*WORK REQUIRED*. Each line of the records below that holds "publicKey" should be returned.

(Dataset rows describing interfaces)
◇ ◇ ◇ ◇
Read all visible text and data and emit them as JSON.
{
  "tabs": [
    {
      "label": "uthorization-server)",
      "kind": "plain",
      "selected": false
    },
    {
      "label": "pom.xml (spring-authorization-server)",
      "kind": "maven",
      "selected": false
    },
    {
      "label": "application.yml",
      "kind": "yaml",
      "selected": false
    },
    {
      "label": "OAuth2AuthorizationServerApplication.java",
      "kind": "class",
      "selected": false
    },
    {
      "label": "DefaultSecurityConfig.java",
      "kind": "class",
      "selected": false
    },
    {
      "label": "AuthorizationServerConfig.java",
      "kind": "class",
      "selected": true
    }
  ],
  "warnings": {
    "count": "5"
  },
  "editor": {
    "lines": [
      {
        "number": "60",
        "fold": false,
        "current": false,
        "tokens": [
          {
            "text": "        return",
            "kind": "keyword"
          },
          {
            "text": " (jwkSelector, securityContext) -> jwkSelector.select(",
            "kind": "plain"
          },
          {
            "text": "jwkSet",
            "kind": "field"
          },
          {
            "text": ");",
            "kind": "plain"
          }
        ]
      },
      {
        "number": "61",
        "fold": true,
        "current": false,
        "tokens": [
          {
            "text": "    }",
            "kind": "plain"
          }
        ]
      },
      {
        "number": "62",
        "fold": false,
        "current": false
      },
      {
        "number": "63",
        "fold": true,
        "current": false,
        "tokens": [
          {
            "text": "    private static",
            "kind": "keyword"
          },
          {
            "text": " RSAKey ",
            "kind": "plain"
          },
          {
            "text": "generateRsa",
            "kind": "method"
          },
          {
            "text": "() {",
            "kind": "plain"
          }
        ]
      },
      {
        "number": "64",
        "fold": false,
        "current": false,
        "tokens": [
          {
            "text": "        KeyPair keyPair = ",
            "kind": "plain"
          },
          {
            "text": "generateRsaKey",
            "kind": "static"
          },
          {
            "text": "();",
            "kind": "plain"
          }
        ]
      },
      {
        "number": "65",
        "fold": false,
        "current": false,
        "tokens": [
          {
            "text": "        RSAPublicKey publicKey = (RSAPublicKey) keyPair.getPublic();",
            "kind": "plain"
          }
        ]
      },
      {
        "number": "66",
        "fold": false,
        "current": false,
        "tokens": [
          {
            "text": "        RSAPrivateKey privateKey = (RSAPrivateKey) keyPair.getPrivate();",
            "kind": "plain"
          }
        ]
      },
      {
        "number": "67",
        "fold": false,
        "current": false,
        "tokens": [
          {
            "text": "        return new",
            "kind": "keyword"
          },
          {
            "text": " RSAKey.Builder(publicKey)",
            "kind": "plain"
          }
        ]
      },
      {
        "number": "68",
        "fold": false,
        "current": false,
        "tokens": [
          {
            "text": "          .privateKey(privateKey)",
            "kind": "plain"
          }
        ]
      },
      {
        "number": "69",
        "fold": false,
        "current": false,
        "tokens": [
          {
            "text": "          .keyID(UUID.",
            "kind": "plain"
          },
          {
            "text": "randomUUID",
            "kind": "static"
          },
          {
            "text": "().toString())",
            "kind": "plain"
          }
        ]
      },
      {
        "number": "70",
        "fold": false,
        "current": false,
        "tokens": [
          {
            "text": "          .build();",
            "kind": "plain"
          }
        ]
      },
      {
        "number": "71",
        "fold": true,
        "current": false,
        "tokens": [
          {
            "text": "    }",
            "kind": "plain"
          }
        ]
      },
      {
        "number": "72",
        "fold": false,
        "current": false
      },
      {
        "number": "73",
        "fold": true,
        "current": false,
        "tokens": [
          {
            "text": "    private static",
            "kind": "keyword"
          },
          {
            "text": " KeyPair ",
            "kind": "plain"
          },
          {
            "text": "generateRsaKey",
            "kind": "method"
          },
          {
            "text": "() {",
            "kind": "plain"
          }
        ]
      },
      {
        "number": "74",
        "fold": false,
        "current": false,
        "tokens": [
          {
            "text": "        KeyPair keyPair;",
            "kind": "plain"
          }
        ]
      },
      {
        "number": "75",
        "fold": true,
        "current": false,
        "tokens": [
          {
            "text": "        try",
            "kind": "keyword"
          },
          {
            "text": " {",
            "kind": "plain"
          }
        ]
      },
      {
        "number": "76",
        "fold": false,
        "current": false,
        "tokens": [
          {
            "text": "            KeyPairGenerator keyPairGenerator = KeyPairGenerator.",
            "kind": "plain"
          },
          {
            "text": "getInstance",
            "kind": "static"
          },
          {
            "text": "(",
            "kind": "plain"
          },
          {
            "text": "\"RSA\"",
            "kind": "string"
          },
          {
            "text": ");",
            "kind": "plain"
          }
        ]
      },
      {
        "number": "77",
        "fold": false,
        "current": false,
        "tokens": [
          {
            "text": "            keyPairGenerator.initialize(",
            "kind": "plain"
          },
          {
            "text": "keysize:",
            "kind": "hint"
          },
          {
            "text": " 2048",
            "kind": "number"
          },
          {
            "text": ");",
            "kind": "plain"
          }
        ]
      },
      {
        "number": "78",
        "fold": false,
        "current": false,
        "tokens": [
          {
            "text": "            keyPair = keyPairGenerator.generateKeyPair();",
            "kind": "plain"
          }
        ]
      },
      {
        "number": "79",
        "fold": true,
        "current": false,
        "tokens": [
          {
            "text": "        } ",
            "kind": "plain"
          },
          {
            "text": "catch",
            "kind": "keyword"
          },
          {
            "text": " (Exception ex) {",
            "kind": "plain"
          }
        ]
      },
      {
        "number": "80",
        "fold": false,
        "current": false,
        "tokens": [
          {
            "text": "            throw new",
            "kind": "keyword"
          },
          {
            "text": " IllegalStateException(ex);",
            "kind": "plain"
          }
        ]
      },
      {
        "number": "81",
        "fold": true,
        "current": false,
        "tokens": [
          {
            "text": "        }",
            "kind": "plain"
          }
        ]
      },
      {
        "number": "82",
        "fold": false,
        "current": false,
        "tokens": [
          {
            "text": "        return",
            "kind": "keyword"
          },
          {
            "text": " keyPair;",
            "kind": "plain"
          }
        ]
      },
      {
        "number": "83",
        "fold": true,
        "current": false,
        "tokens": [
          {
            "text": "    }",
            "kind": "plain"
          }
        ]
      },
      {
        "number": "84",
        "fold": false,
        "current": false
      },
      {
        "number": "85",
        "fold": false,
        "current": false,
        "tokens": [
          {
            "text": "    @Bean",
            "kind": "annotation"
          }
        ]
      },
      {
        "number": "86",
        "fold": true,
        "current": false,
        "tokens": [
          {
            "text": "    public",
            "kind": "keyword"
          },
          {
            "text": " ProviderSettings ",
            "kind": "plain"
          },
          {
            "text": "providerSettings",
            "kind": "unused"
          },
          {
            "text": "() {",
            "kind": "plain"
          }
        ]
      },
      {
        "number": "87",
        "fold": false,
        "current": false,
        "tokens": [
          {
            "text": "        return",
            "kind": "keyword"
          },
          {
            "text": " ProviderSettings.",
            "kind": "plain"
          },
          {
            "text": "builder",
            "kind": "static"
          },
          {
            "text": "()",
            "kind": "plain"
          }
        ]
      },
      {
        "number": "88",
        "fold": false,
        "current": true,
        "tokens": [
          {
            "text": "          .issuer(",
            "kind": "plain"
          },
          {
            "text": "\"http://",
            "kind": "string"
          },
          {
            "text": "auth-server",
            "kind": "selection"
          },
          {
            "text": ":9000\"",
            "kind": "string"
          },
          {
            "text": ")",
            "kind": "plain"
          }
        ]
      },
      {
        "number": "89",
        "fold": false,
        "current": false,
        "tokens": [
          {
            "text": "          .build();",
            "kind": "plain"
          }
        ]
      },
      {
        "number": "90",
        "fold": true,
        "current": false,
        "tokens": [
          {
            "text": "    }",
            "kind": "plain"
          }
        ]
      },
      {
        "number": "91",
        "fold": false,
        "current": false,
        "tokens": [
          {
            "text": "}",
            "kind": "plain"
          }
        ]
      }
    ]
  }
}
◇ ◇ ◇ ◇
*FINISHED TASK*.
            "text": "        RSAPublicKey publicKey = (RSAPublicKey) keyPair.getPublic();",
            "text": " RSAKey.Builder(publicKey)",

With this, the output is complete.